o Also please no more “boom town” (i.e. Dakota fraking towns), “Mega Church Pastor,”
“Friday Night Lights” with other sports, or Trump metaphor scripts. Please.
§ Typically you get pitched an idea a hundred times before someone gets it right
(Mad Men, Breaking Bad, etc). Then people move on to the next idea.
Producers and Studios don’t know what they’re looking for in terms of content, but they know it
when they see it. Looking for the thing that punches them in the chest, that hits them in a way
nothing else does.
Packaging is paramount – the network is buying the team as much as the story.
o Can hinder success though is studio doesn’t like your team.
o Keanu Reeves tried to make Passengers for a decade, but no one wanted to because they
didn’t want him starring in it.
Can be important to have an “intellectual property” attached to your project, even if your story
isn’t based on anything, to convince studios to take on your project.
o Even if it’s an article from the Atlantic, or a comic book in the same genre, it helps frame
your pitch in a way that’s easier to understand than just a straight original pitch.

I AM: Discussion on the Female Gaze
• There’s an expectation that character’s always must know what’s going on, and know exactly
what to do, but often that’s not the case.
o Indemic problem with female characters is the lack of authenticity in the voice.
• In shows with a single female character, writers find more pressure to write to a unified “female
audience”, to channel all females into one character,
o Most shows have multiple male protags, which allows a more complex and complete view
of masculinity, and reinforces an idea that there is only “one way to be a woman”
o When you have multiple female protags you can off-set the expectations, and strive to
create a more authentic voice for each individual.
• Women will write full female characters because women are full. This is the same way that men
write full male characters.
• On “likeability” and making female characters more “likeable”:
o First question you have to ask is “unlikeable to whom?”
§ Don’t listen to men who’s only note is that they found the character unlikeable.
That women have to be “likeable” at all times is a patriarchal concept that doesn’t
extend to men.
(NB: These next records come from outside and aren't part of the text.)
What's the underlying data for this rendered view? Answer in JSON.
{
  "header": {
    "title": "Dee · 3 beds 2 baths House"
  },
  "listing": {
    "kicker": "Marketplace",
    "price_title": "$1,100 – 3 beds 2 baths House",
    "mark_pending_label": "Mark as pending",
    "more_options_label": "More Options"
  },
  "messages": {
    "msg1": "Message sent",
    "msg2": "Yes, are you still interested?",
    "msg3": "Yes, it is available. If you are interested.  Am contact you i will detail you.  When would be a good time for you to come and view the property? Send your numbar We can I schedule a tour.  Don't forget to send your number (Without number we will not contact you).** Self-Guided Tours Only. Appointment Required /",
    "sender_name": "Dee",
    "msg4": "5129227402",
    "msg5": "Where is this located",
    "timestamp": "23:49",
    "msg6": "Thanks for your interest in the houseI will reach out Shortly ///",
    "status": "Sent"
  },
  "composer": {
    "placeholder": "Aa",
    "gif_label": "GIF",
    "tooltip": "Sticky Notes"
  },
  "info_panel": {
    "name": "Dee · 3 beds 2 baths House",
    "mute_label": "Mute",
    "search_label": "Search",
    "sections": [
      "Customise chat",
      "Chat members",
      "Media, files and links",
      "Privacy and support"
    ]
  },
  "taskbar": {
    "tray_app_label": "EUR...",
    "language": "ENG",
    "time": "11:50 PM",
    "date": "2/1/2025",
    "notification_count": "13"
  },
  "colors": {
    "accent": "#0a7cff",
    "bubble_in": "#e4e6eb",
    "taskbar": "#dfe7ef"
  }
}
Why can Don Draper be a womanizing alcoholic for six seasons
and still be “likebale” when a woman can’t?
§ Seriously. If you don’t make the viewer confront their own instincts, force them to
get the real reason why they don’t like this woman, then how can you hope to
change things?
• Likebale characters project a damaging ideal that belittles real life and
perpetuates bad ideas through generations. We need to “unlearn” the
tropes.
§ Part of the FemaleGaze is not listening to how male viewers/readers want your
female characters to be/act.
o Furthermore, as long as what is “unlikeable” about a character stems from an authentic
choice they have made, it will be understood and real.